[Records from a collection]
- Opening Delimiter -
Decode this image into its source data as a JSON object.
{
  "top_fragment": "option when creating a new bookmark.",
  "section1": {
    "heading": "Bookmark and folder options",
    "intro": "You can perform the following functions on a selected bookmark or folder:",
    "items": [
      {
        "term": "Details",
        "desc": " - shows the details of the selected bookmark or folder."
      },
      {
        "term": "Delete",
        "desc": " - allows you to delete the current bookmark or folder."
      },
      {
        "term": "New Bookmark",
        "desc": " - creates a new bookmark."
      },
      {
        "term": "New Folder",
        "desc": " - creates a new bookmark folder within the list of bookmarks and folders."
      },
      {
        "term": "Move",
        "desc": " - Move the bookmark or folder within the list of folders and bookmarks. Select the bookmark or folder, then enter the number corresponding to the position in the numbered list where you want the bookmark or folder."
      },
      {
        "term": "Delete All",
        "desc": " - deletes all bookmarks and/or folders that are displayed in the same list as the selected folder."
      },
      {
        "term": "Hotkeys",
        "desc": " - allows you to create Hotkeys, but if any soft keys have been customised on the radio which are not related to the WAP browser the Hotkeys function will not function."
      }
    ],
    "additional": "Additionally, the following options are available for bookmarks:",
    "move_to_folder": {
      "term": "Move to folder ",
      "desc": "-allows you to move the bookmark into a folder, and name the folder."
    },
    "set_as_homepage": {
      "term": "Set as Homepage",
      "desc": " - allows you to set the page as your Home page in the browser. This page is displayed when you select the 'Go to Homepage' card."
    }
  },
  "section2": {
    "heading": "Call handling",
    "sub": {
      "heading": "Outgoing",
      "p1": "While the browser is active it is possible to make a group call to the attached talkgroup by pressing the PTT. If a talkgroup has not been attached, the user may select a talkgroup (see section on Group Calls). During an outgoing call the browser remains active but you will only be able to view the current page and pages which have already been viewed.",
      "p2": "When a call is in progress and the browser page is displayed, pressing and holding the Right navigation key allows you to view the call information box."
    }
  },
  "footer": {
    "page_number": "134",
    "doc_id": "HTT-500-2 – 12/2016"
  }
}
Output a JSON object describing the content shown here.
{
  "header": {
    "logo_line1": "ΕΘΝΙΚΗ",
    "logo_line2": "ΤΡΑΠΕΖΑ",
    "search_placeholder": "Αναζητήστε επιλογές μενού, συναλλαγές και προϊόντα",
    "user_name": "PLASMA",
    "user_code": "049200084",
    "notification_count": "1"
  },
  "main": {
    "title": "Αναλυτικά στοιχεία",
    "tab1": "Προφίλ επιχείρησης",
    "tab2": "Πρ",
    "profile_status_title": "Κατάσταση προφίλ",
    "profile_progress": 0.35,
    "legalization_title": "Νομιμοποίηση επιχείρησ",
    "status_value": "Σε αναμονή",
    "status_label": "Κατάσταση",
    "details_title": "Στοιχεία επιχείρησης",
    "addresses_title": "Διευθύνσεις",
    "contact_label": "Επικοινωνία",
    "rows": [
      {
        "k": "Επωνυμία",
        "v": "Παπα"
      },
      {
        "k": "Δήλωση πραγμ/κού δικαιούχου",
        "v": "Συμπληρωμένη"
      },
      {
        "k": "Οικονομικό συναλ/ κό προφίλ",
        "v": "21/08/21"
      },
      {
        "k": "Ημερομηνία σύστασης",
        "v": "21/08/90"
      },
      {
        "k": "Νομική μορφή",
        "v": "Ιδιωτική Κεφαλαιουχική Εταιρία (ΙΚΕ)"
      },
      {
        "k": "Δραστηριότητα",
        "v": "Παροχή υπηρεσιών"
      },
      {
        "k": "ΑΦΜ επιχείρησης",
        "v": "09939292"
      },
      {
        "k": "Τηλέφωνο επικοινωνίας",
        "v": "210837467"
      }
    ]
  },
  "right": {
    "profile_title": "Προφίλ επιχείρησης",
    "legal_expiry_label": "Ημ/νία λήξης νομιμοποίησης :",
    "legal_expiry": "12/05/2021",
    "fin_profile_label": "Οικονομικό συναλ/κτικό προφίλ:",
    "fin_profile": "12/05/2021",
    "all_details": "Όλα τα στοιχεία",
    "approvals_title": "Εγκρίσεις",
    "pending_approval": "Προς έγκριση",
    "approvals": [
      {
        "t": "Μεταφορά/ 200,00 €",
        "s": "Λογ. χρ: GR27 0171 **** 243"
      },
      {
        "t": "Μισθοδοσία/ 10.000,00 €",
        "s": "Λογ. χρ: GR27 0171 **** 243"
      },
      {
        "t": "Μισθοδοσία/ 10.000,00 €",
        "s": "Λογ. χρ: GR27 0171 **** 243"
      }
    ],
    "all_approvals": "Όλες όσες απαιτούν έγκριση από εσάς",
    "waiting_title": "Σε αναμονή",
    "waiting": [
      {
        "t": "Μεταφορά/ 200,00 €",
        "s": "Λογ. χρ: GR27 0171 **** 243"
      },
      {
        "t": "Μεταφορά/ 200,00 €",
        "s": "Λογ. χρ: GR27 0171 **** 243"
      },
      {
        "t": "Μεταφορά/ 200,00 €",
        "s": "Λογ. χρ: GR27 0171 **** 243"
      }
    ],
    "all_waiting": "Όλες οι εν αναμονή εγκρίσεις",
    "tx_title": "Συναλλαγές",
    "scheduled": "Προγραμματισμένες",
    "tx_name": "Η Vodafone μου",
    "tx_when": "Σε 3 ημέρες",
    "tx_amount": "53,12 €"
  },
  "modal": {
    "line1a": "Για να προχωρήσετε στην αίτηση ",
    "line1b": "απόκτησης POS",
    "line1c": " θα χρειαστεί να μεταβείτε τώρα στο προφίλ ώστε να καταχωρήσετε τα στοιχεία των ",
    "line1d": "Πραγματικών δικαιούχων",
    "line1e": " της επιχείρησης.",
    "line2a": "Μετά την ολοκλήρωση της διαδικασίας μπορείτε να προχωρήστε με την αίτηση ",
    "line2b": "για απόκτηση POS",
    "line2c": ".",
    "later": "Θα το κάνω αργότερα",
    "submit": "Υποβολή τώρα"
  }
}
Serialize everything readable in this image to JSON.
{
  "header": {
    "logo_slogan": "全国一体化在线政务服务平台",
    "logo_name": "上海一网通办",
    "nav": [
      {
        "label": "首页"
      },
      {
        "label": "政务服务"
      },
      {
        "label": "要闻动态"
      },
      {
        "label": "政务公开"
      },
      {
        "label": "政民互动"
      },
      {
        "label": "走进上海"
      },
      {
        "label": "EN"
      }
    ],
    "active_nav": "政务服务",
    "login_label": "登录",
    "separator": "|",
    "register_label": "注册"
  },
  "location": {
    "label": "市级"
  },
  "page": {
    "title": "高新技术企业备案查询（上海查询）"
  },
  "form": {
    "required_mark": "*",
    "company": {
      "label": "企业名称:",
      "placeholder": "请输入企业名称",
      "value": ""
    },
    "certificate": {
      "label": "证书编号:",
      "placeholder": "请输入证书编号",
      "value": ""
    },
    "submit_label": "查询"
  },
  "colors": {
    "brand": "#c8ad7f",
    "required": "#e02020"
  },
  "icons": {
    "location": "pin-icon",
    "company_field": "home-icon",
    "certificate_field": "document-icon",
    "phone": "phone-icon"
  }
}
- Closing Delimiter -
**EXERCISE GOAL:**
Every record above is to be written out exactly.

**SOLVED PROBLEM:**
Decode this image into its source data as a JSON object.
{
  "top_fragment": "option when creating a new bookmark.",
  "section1": {
    "heading": "Bookmark and folder options",
    "intro": "You can perform the following functions on a selected bookmark or folder:",
    "items": [
      {
        "term": "Details",
        "desc": " - shows the details of the selected bookmark or folder."
      },
      {
        "term": "Delete",
        "desc": " - allows you to delete the current bookmark or folder."
      },
      {
        "term": "New Bookmark",
        "desc": " - creates a new bookmark."
      },
      {
        "term": "New Folder",
        "desc": " - creates a new bookmark folder within the list of bookmarks and folders."
      },
      {
        "term": "Move",
        "desc": " - Move the bookmark or folder within the list of folders and bookmarks. Select the bookmark or folder, then enter the number corresponding to the position in the numbered list where you want the bookmark or folder."
      },
      {
        "term": "Delete All",
        "desc": " - deletes all bookmarks and/or folders that are displayed in the same list as the selected folder."
      },
      {
        "term": "Hotkeys",
        "desc": " - allows you to create Hotkeys, but if any soft keys have been customised on the radio which are not related to the WAP browser the Hotkeys function will not function."
      }
    ],
    "additional": "Additionally, the following options are available for bookmarks:",
    "move_to_folder": {
      "term": "Move to folder ",
      "desc": "-allows you to move the bookmark into a folder, and name the folder."
    },
    "set_as_homepage": {
      "term": "Set as Homepage",
      "desc": " - allows you to set the page as your Home page in the browser. This page is displayed when you select the 'Go to Homepage' card."
    }
  },
  "section2": {
    "heading": "Call handling",
    "sub": {
      "heading": "Outgoing",
      "p1": "While the browser is active it is possible to make a group call to the attached talkgroup by pressing the PTT. If a talkgroup has not been attached, the user may select a talkgroup (see section on Group Calls). During an outgoing call the browser remains active but you will only be able to view the current page and pages which have already been viewed.",
      "p2": "When a call is in progress and the browser page is displayed, pressing and holding the Right navigation key allows you to view the call information box."
    }
  },
  "footer": {
    "page_number": "134",
    "doc_id": "HTT-500-2 – 12/2016"
  }
}
Output a JSON object describing the content shown here.
{
  "header": {
    "logo_line1": "ΕΘΝΙΚΗ",
    "logo_line2": "ΤΡΑΠΕΖΑ",
    "search_placeholder": "Αναζητήστε επιλογές μενού, συναλλαγές και προϊόντα",
    "user_name": "PLASMA",
    "user_code": "049200084",
    "notification_count": "1"
  },
  "main": {
    "title": "Αναλυτικά στοιχεία",
    "tab1": "Προφίλ επιχείρησης",
    "tab2": "Πρ",
    "profile_status_title": "Κατάσταση προφίλ",
    "profile_progress": 0.35,
    "legalization_title": "Νομιμοποίηση επιχείρησ",
    "status_value": "Σε αναμονή",
    "status_label": "Κατάσταση",
    "details_title": "Στοιχεία επιχείρησης",
    "addresses_title": "Διευθύνσεις",
    "contact_label": "Επικοινωνία",
    "rows": [
      {
        "k": "Επωνυμία",
        "v": "Παπα"
      },
      {
        "k": "Δήλωση πραγμ/κού δικαιούχου",
        "v": "Συμπληρωμένη"
      },
      {
        "k": "Οικονομικό συναλ/ κό προφίλ",
        "v": "21/08/21"
      },
      {
        "k": "Ημερομηνία σύστασης",
        "v": "21/08/90"
      },
      {
        "k": "Νομική μορφή",
        "v": "Ιδιωτική Κεφαλαιουχική Εταιρία (ΙΚΕ)"
      },
      {
        "k": "Δραστηριότητα",
        "v": "Παροχή υπηρεσιών"
      },
      {
        "k": "ΑΦΜ επιχείρησης",
        "v": "09939292"
      },
      {
        "k": "Τηλέφωνο επικοινωνίας",
        "v": "210837467"
      }
    ]
  },
  "right": {
    "profile_title": "Προφίλ επιχείρησης",
    "legal_expiry_label": "Ημ/νία λήξης νομιμοποίησης :",
    "legal_expiry": "12/05/2021",
    "fin_profile_label": "Οικονομικό συναλ/κτικό προφίλ:",
    "fin_profile": "12/05/2021",
    "all_details": "Όλα τα στοιχεία",
    "approvals_title": "Εγκρίσεις",
    "pending_approval": "Προς έγκριση",
    "approvals": [
      {
        "t": "Μεταφορά/ 200,00 €",
        "s": "Λογ. χρ: GR27 0171 **** 243"
      },
      {
        "t": "Μισθοδοσία/ 10.000,00 €",
        "s": "Λογ. χρ: GR27 0171 **** 243"
      },
      {
        "t": "Μισθοδοσία/ 10.000,00 €",
        "s": "Λογ. χρ: GR27 0171 **** 243"
      }
    ],
    "all_approvals": "Όλες όσες απαιτούν έγκριση από εσάς",
    "waiting_title": "Σε αναμονή",
    "waiting": [
      {
        "t": "Μεταφορά/ 200,00 €",
        "s": "Λογ. χρ: GR27 0171 **** 243"
      },
      {
        "t": "Μεταφορά/ 200,00 €",
        "s": "Λογ. χρ: GR27 0171 **** 243"
      },
      {
        "t": "Μεταφορά/ 200,00 €",
        "s": "Λογ. χρ: GR27 0171 **** 243"
      }
    ],
    "all_waiting": "Όλες οι εν αναμονή εγκρίσεις",
    "tx_title": "Συναλλαγές",
    "scheduled": "Προγραμματισμένες",
    "tx_name": "Η Vodafone μου",
    "tx_when": "Σε 3 ημέρες",
    "tx_amount": "53,12 €"
  },
  "modal": {
    "line1a": "Για να προχωρήσετε στην αίτηση ",
    "line1b": "απόκτησης POS",
    "line1c": " θα χρειαστεί να μεταβείτε τώρα στο προφίλ ώστε να καταχωρήσετε τα στοιχεία των ",
    "line1d": "Πραγματικών δικαιούχων",
    "line1e": " της επιχείρησης.",
    "line2a": "Μετά την ολοκλήρωση της διαδικασίας μπορείτε να προχωρήστε με την αίτηση ",
    "line2b": "για απόκτηση POS",
    "line2c": ".",
    "later": "Θα το κάνω αργότερα",
    "submit": "Υποβολή τώρα"
  }
}
Serialize everything readable in this image to JSON.
{
  "header": {
    "logo_slogan": "全国一体化在线政务服务平台",
    "logo_name": "上海一网通办",
    "nav": [
      {
        "label": "首页"
      },
      {
        "label": "政务服务"
      },
      {
        "label": "要闻动态"
      },
      {
        "label": "政务公开"
      },
      {
        "label": "政民互动"
      },
      {
        "label": "走进上海"
      },
      {
        "label": "EN"
      }
    ],
    "active_nav": "政务服务",
    "login_label": "登录",
    "separator": "|",
    "register_label": "注册"
  },
  "location": {
    "label": "市级"
  },
  "page": {
    "title": "高新技术企业备案查询（上海查询）"
  },
  "form": {
    "required_mark": "*",
    "company": {
      "label": "企业名称:",
      "placeholder": "请输入企业名称",
      "value": ""
    },
    "certificate": {
      "label": "证书编号:",
      "placeholder": "请输入证书编号",
      "value": ""
    },
    "submit_label": "查询"
  },
  "colors": {
    "brand": "#c8ad7f",
    "required": "#e02020"
  },
  "icons": {
    "location": "pin-icon",
    "company_field": "home-icon",
    "certificate_field": "document-icon",
    "phone": "phone-icon"
  }
}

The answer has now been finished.